It was there he collided with Raonic in an all-Canadian semifinal at a packed Uniprix Stadium in Montreal. Raonic won the first set 6-4, Pospisil bounced back with a resounding 6-1 triumph in the second set and the third went to a tiebreak, with Raonic winning that 7-4 to move on to the final against Rafael Nadal. It really was a match that could have gone either way, and Pospisil undoubtedly felt he’d let a big chance slip away.
Notable that day was the perfunctory handshake when it was over. It wasn’t a case of if-I-couldn’t-win-I’m-sure-glad-he-did. No embrace, no hug. A quick simple handshake. Pospisil wasn’t Raonic’s understudy that day, and you could tell he no longer wished to be perceived that way.
Then, it was seen as a bit of a fluke that they’d met in a Masters semifinal. Yet here we are today, and it’s no fluke. Raonic is the second seed, Pospisil has beaten Tomas Berdych and Richard Gasquet to get here.
The two have been Davis Cup teammates for years, and in 2010, before either was anybody, they teamed up for fun at the Rogers Cup to knock off Nadal and Novak Djokovic in a doubles match.
But while friendly, they wouldn’t be described as friends or pals or guys who hang out together on the road. More working colleagues, and now, they are clearly rivals, reaching for the same goals and opportunities.

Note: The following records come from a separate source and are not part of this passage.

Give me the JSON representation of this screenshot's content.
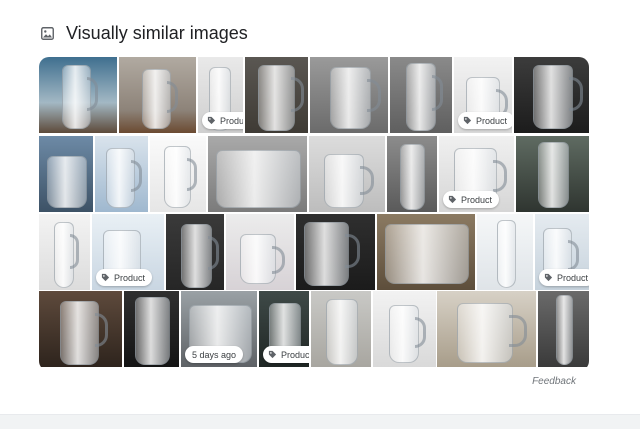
{
  "header": {
    "title": "Visually similar images",
    "icon": "image-icon"
  },
  "badges": {
    "product": "Product",
    "time": "5 days ago"
  },
  "feedback": "Feedback",
  "colors": {
    "text": "#202124",
    "muted": "#70757a",
    "badge_bg": "#ffffff"
  },
  "rows": [
    [
      {
        "name": "pitcher-blue-background"
      },
      {
        "name": "glass-pitcher-wood-table"
      },
      {
        "name": "glass-carafe",
        "badge": "product"
      },
      {
        "name": "etched-pitcher-dark"
      },
      {
        "name": "clear-water-jug"
      },
      {
        "name": "claret-jug-silver-lid"
      },
      {
        "name": "glass-pitcher-white",
        "badge": "product"
      },
      {
        "name": "crystal-pitcher-dark-backdrop"
      }
    ],
    [
      {
        "name": "blue-glassware-set"
      },
      {
        "name": "blue-tinted-pitcher"
      },
      {
        "name": "cut-glass-pitcher-white"
      },
      {
        "name": "painted-tumblers"
      },
      {
        "name": "pitcher-with-orange-swirl"
      },
      {
        "name": "glass-carafe-gray"
      },
      {
        "name": "pressed-glass-pitcher",
        "badge": "product"
      },
      {
        "name": "green-vase"
      }
    ],
    [
      {
        "name": "claret-jug-white"
      },
      {
        "name": "glass-tumblers-blue",
        "badge": "product"
      },
      {
        "name": "cut-glass-pitcher-table"
      },
      {
        "name": "pitcher-pink-glasses"
      },
      {
        "name": "water-set-dark"
      },
      {
        "name": "glassware-set-brown"
      },
      {
        "name": "tall-clear-vase"
      },
      {
        "name": "glass-tumblers",
        "badge": "product"
      }
    ],
    [
      {
        "name": "silver-rim-pitcher"
      },
      {
        "name": "crystal-vase-dark"
      },
      {
        "name": "glass-set-window",
        "badge": "time"
      },
      {
        "name": "green-glasses",
        "badge": "product"
      },
      {
        "name": "stoneware-jug"
      },
      {
        "name": "branded-glass-jug"
      },
      {
        "name": "etched-pitcher-table"
      },
      {
        "name": "tall-bud-vase"
      }
    ]
  ]
}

Raonic may be among the greatest servers of all time, and has sharpened the weaker parts of his game under the watchful eye of former tour pro Ivan Ljubicic to become the first Canadian male to ever be ranked in the top 10. Pospisil is the superior athlete — he’s built like a prototypical wide receiver — and has a better all around game, including at the net where he is a world class volleyer.
They are more different than similar as players, with Pospisil six months and four days older than Raonic, and Raonic the bigger and heavier athlete. Pospisil is entertaining to watch, Raonic is fearsome.
Raonic has a decided advantage today, and not just because his ranking is higher. Pospisil had to finish off his quarterfinal clash with Santiago Giraldo of Colombia on Saturday and then face Gasquet in a grueling three-set semifinal match which was a thing of beauty to watch.
Raonic, meanwhile, cruised past Donald Young of the U.S. on Saturday in the semis without a great deal of fuss, and hasn’t really been pushed to the limit at all over the past week. So it’s unclear how much gas Pospisil will have left for today’s final, although anyone who watched him defeat the Israeli Davis Cup team almost by himself on that unforgettable, overheated September weekend in Tel Aviv three years ago would tell you this young man is capable of extraordinary physical efforts.
Every country of note in the tennis world has a pecking order. Roger Federer comes first for Switzerland no matter what Stan Wawrinka does. Nadal is the leader of the Spanish Armada and nothing can change that. Djokovic leads Serbia, Berdych leads the powerful Czech Republic, and so on.
For Canada, Raonic is the top dog, but he hasn’t yet accomplished so much that Pospisil has no chance of laying claim to being Canada’s best sometime in the future.
Perhaps that sometime starts today on yet another historic day for Canada tennis.